“I really appreciated being a part of this workshop. It was very well organized
and the resources are fantastic. I am looking forward to this school year and
building an exciting science experience for my students.”
– Cristy Athan, science and physical education teacher, Kohala Middle School
- July 25–27, 2017: Workshop in Waimea, Hawai‘i Island, which includes
- The Kohala Center’s Huli ‘Āina Kumu Wai curriculum of field science lessons aligned with NGSS and Common Core;
- field experience to model observation skills, environmental data collection, cultural protocols, and field trip behavior management techniques;
- $200 to purchase field science supplies such as transect tapes, quadrats, ID sheets, magnifiers, and more; and
- ongoing support throughout the 2017–2018 school year to support field science work with students, including transportation, logistics, and classroom presentations.
- Data Analysis Workshop, February 3, 2018 (tentative): Workshop on data collection, analysis and reporting tools.

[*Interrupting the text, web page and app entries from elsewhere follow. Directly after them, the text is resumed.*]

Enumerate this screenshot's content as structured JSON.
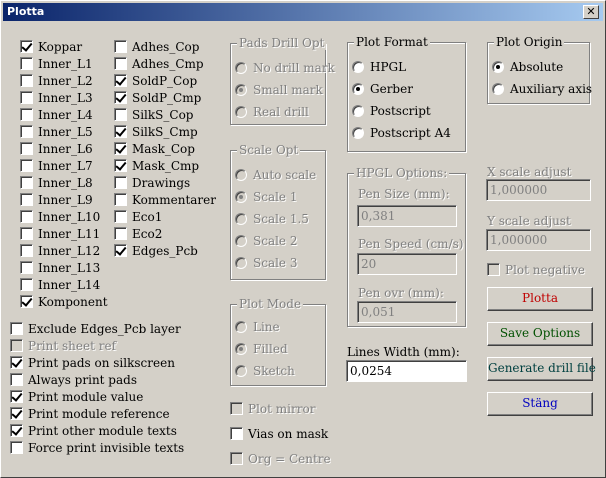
{
  "window": {
    "title": "Plotta",
    "close_label": "✕"
  },
  "layers_col1": [
    {
      "label": "Koppar",
      "checked": true
    },
    {
      "label": "Inner_L1",
      "checked": false
    },
    {
      "label": "Inner_L2",
      "checked": false
    },
    {
      "label": "Inner_L3",
      "checked": false
    },
    {
      "label": "Inner_L4",
      "checked": false
    },
    {
      "label": "Inner_L5",
      "checked": false
    },
    {
      "label": "Inner_L6",
      "checked": false
    },
    {
      "label": "Inner_L7",
      "checked": false
    },
    {
      "label": "Inner_L8",
      "checked": false
    },
    {
      "label": "Inner_L9",
      "checked": false
    },
    {
      "label": "Inner_L10",
      "checked": false
    },
    {
      "label": "Inner_L11",
      "checked": false
    },
    {
      "label": "Inner_L12",
      "checked": false
    },
    {
      "label": "Inner_L13",
      "checked": false
    },
    {
      "label": "Inner_L14",
      "checked": false
    },
    {
      "label": "Komponent",
      "checked": true
    }
  ],
  "layers_col2": [
    {
      "label": "Adhes_Cop",
      "checked": false
    },
    {
      "label": "Adhes_Cmp",
      "checked": false
    },
    {
      "label": "SoldP_Cop",
      "checked": true
    },
    {
      "label": "SoldP_Cmp",
      "checked": true
    },
    {
      "label": "SilkS_Cop",
      "checked": false
    },
    {
      "label": "SilkS_Cmp",
      "checked": true
    },
    {
      "label": "Mask_Cop",
      "checked": true
    },
    {
      "label": "Mask_Cmp",
      "checked": true
    },
    {
      "label": "Drawings",
      "checked": false
    },
    {
      "label": "Kommentarer",
      "checked": false
    },
    {
      "label": "Eco1",
      "checked": false
    },
    {
      "label": "Eco2",
      "checked": false
    },
    {
      "label": "Edges_Pcb",
      "checked": true
    }
  ],
  "options": [
    {
      "label": "Exclude Edges_Pcb layer",
      "checked": false,
      "disabled": false
    },
    {
      "label": "Print sheet ref",
      "checked": false,
      "disabled": true
    },
    {
      "label": "Print pads on silkscreen",
      "checked": true,
      "disabled": false
    },
    {
      "label": "Always print pads",
      "checked": false,
      "disabled": false
    },
    {
      "label": "Print module value",
      "checked": true,
      "disabled": false
    },
    {
      "label": "Print module reference",
      "checked": true,
      "disabled": false
    },
    {
      "label": "Print other module texts",
      "checked": true,
      "disabled": false
    },
    {
      "label": "Force print invisible texts",
      "checked": false,
      "disabled": false
    }
  ],
  "pads_drill": {
    "title": "Pads Drill Opt",
    "items": [
      {
        "label": "No drill mark",
        "on": false
      },
      {
        "label": "Small mark",
        "on": true
      },
      {
        "label": "Real drill",
        "on": false
      }
    ]
  },
  "scale_opt": {
    "title": "Scale Opt",
    "items": [
      {
        "label": "Auto scale",
        "on": false
      },
      {
        "label": "Scale 1",
        "on": true
      },
      {
        "label": "Scale 1.5",
        "on": false
      },
      {
        "label": "Scale 2",
        "on": false
      },
      {
        "label": "Scale 3",
        "on": false
      }
    ]
  },
  "plot_mode": {
    "title": "Plot Mode",
    "items": [
      {
        "label": "Line",
        "on": false
      },
      {
        "label": "Filled",
        "on": true
      },
      {
        "label": "Sketch",
        "on": false
      }
    ]
  },
  "mid_checks": {
    "plot_mirror": "Plot mirror",
    "vias_on_mask": "Vias on mask",
    "org_centre": "Org = Centre"
  },
  "plot_format": {
    "title": "Plot Format",
    "items": [
      {
        "label": "HPGL",
        "on": false
      },
      {
        "label": "Gerber",
        "on": true
      },
      {
        "label": "Postscript",
        "on": false
      },
      {
        "label": "Postscript A4",
        "on": false
      }
    ]
  },
  "hpgl": {
    "title": "HPGL Options:",
    "pen_size_label": "Pen Size (mm):",
    "pen_size": "0,381",
    "pen_speed_label": "Pen Speed (cm/s)",
    "pen_speed": "20",
    "pen_ovr_label": "Pen ovr (mm):",
    "pen_ovr": "0,051"
  },
  "lines_width": {
    "label": "Lines Width (mm):",
    "value": "0,0254"
  },
  "plot_origin": {
    "title": "Plot Origin",
    "items": [
      {
        "label": "Absolute",
        "on": true
      },
      {
        "label": "Auxiliary axis",
        "on": false
      }
    ]
  },
  "scale_adjust": {
    "x_label": "X scale adjust",
    "x_value": "1,000000",
    "y_label": "Y scale adjust",
    "y_value": "1,000000",
    "plot_negative": "Plot negative"
  },
  "buttons": {
    "plotta": {
      "label": "Plotta",
      "color": "#c00000"
    },
    "save": {
      "label": "Save Options",
      "color": "#005000"
    },
    "drill": {
      "label": "Generate drill file",
      "color": "#004040"
    },
    "close": {
      "label": "Stäng",
      "color": "#0000c0"
    }
  }
}
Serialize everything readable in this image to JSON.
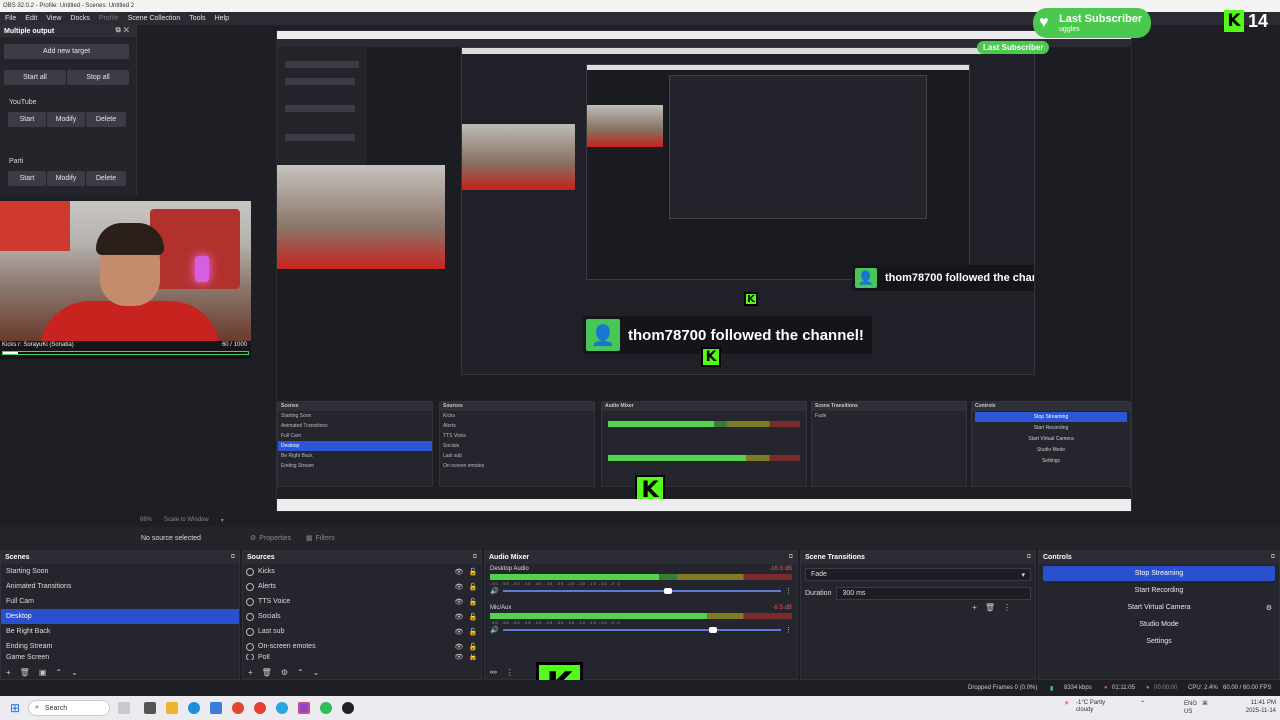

- HI-MEET Symposium, April 20, 2018 (tentative): Teachers and students participate in a formal scientific conference for the presentation of their research and findings for peer review and discussion. There will be a keynote, inspirational speaker, and a catered lunch.
- Two to Four Classroom Visits
- 1–2 visits: Work with teachers and science experts to present watershed, marine biology, and climate change lessons to students and to prepare them for their field research.
- 1–2 visits: Work with teachers supporting students in their research project development and data analysis.
- One to two Guided Field Trips with students and science experts for field research data collection
PDE3 Credits and Portfolio Requirements
Five (5) credits are available for DOE teachers, Course #AR182295
If you have questions, please e-mail firstname.lastname@example.org or call 808-887-6411.
“This Program is a unique partnership that allows students to study
and experience Hawaiian ecosystems from a scientific perspective.
Without this partnership, I feel that many of the students
would never see the amazing flora and fauna that once existed on their island.
I hope that by providing this experience, students use their
new knowledge to respect and protect the living things
that surround them and share their experiences with others.”
–Mari Souza, science teacher, Waikoloa Middle School